Contact Us Forensic Entomology Forensic entomology relates the study of insects and their development to aid legal investigations, especially in circumstances involving death. In the investigation of an unnatural death the presence of insects, whether dead or alive, at a crime scene can provide investigators with various pieces of information, including the likely time since a victim died known as the post-mortem interval or PMIwhether the individual had taken or been given drugs prior to death, and even where the initial crime may have taken place, to name a few applications. In the earlier hours following death, pathology-based techniques may be more reliable in establishing time since death.
Sun flies - Heleomyzidae Black soldier fly - Stratiomyidae - have potential for use in forensic entomology. The larvae are common scavengers in compost heaps, are found in association with carrion, can be destructive pests in honey bee hives, and are used in manure management for both house fly control and reduction in manure volume.
The adult fly is a mimicvery close in size, color, and appearance to the organ pipe mud dauber wasp and its relatives.
Phoridae — Humpbacked flies Larvae feed on decaying bodies. Important in buried bodies. Non-biting midges - Chironomidae - these flies have a complex life cycle.
While adults are terrestrial and phytophagous, larvae are aquatic and detritivorous. Immature instars have been used as forensic markers in several cases where submerged corpses were found.
Rove beetles — family Staphylinidae — are elongate beetles with small elytra wing covers and large jaws. Like other beetles inhabiting carrion, they have fast larval development with only three larval stages. Creophilus species are common predators of carrion, and since they are large, are a very visible component of the fauna of corpses.

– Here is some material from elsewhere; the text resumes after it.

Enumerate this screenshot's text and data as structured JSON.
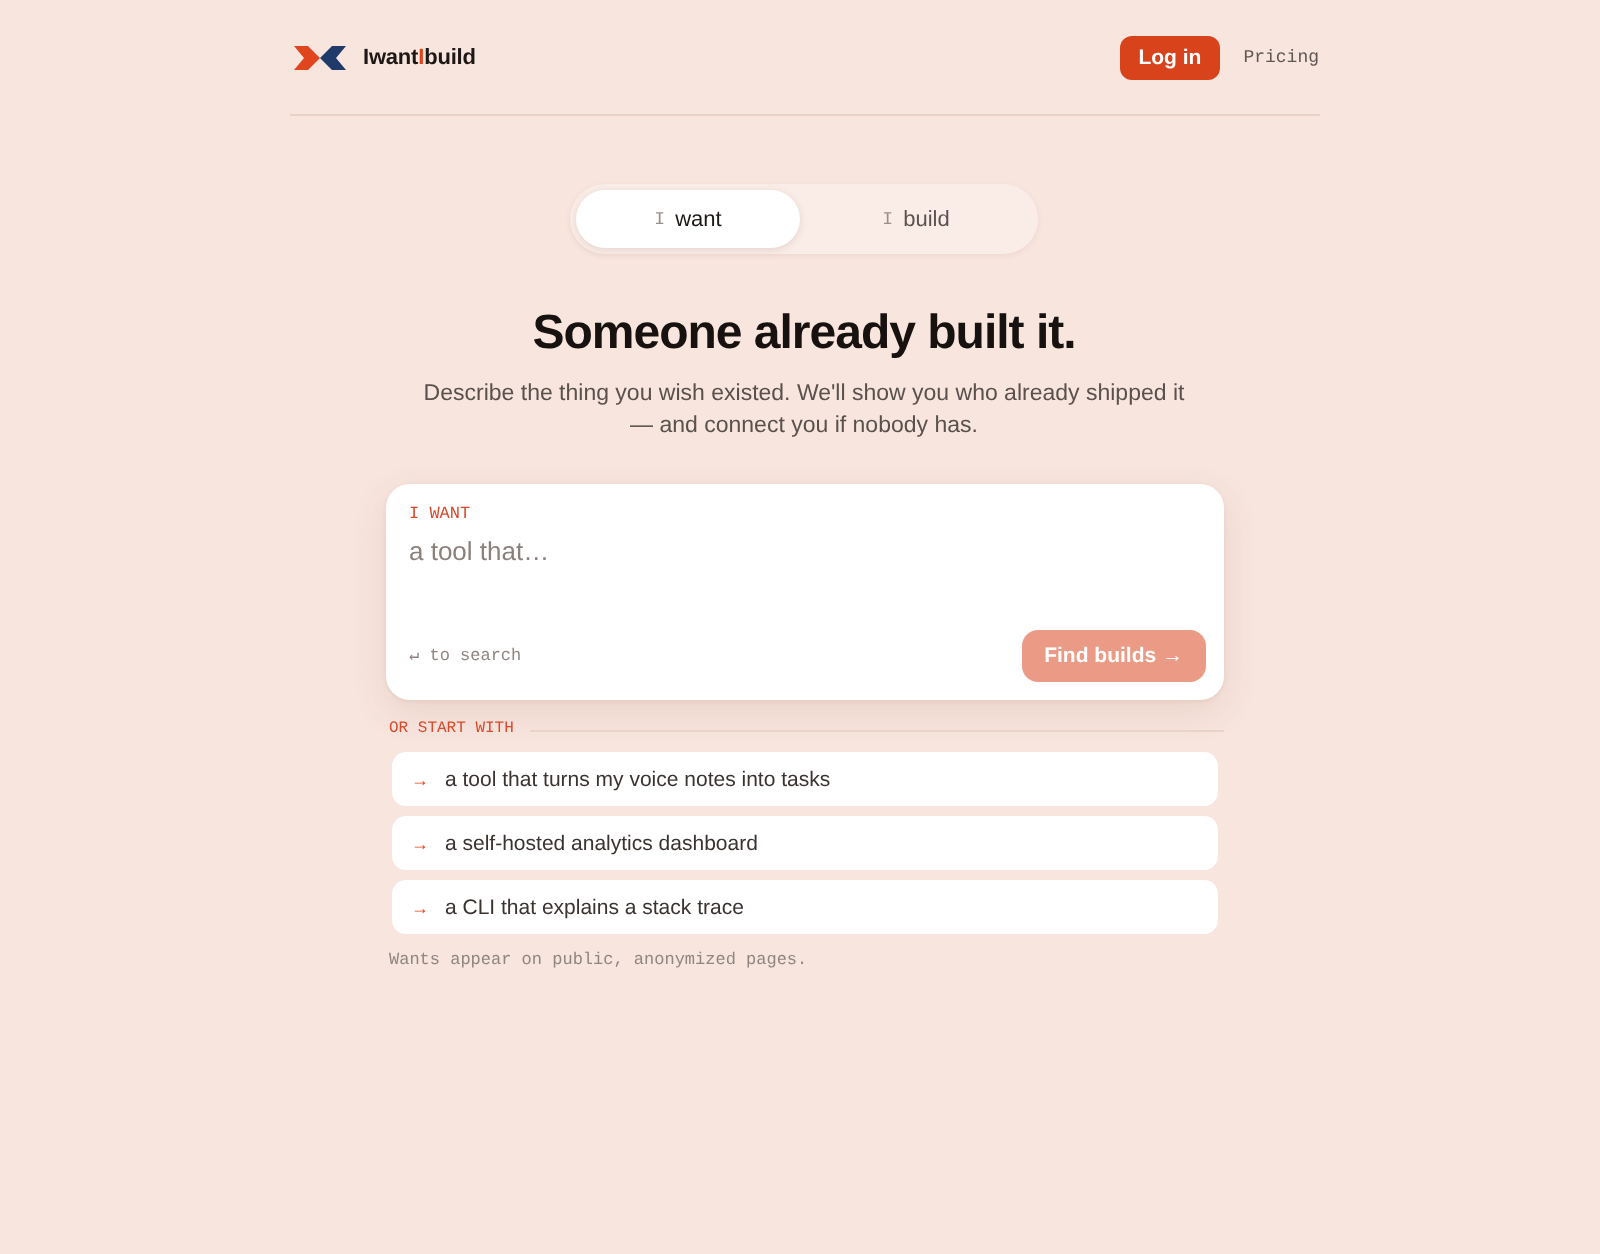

Some adult Staphylinidae are early visitors to a corpse, feeding on larvae of all species of fly, including the later predatory fly larvae. They lay their eggs in the corpse, and the emerging larvae are also predators.
Some species have a long development time in the egg, and are common only during the later stages of decomposition. Staphylinids can also tear open the pupal cases of flies, to sustain themselves at a corpse for long periods.
Hister beetles — family Histeridae. Adult histerids are usually shiny beetles black or metallic-green which have an introverted head. The carrion-feeding species only become active at night when they enter the maggot-infested part of the corpse to capture and devour their maggot prey.
During daylight they hide under the corpse unless it is sufficiently decayed to enable them to hide inside it. They have fast larval development with only two larval stages.
Among the first beetles to arrive at a corpse are Histeridae of the genus Saprinus.
Saprinus adults feed on both the larvae and pupae of blowfliesalthough some have a preference for fresh pupae. The adults lay their eggs in the corpse, inhabiting it in the later stages of decay.
They are also referred to as burying beetles because they dig and bury small carcasses underground. The male carrion beetle's job in care is to provide protection for the breed and carcass from competitors. Hide beetles are important in the final stages of decomposition of a carcass.In the strictest sense, entomology now refers only to insects, but the term is commonly used to describe the study of bugs of any kind, including spiders, scorpions, and other creepy crawlies.
The term forensic is from the Latin and describes anything that has to do with the law or legal field.
Forensic Entomology Course, Scope, Career in Forensic Entomology Find this Pin and more on The fly by Coraline. We detect various crimes using forensic entomology like Calculating the post mortem interval, Estimating time since death with the help of insects, DNA analysis,etc.
forensic entomology is the study of insects. Forensic Entomology The science of forensic entomology is multidisciplinary.
Forensic Entomology or the Use of Insects in Death Investigations. Forensic entomology is the study of insects for medico-legal purposes. There are many ways insects can be used to help solve a crime, but the primary purpose of forensic entomology is estimating time since death. Forensic entomology is the use of the insects, and their arthropod relatives that inhabit decomposing remains to aid legal investigations. Forensic Entomology is broken down into three different areas: medicolegal, urban and stored product pests. The medicolegal area focuses on the criminal component in regards to the insects that feast on and. Forensic Entomology or the Use of Insects in Death Investigations. Forensic entomology is the study of insects for medico-legal purposes. There are many ways insects can be used to help solve a crime, but the primary purpose of forensic entomology is estimating time since death.
It involves the fields of insect taxonomy, physiology, genetics, acarology, population dynamics, ecology, and statistics. Although entomological evidence is most often use to establish a portion of the postmortem interval in human and animal death, it often involves.
Forensic entomology is the use of the insects, and their arthropod relatives that inhabit decomposing remains to aid legal investigations. Forensic Entomology is broken down into three different areas: medicolegal, urban and stored product pests.
The medicolegal area focuses on the criminal component in regards to the insects that feast on and. Forensic entomology is the study of insects/arthropods in criminal investigation.
Right from the early stages insects are attracted to the decomposing body and may lay eggs in it. By studying the insect population and the developing larval stages, forensic scientists can estimate the postmortem.
Forensic entomology involves the study of insects in connection with a legal case. While this science may be used for a number of purposes, such as in rape and abuse cases, the most common use is in death scene investigations.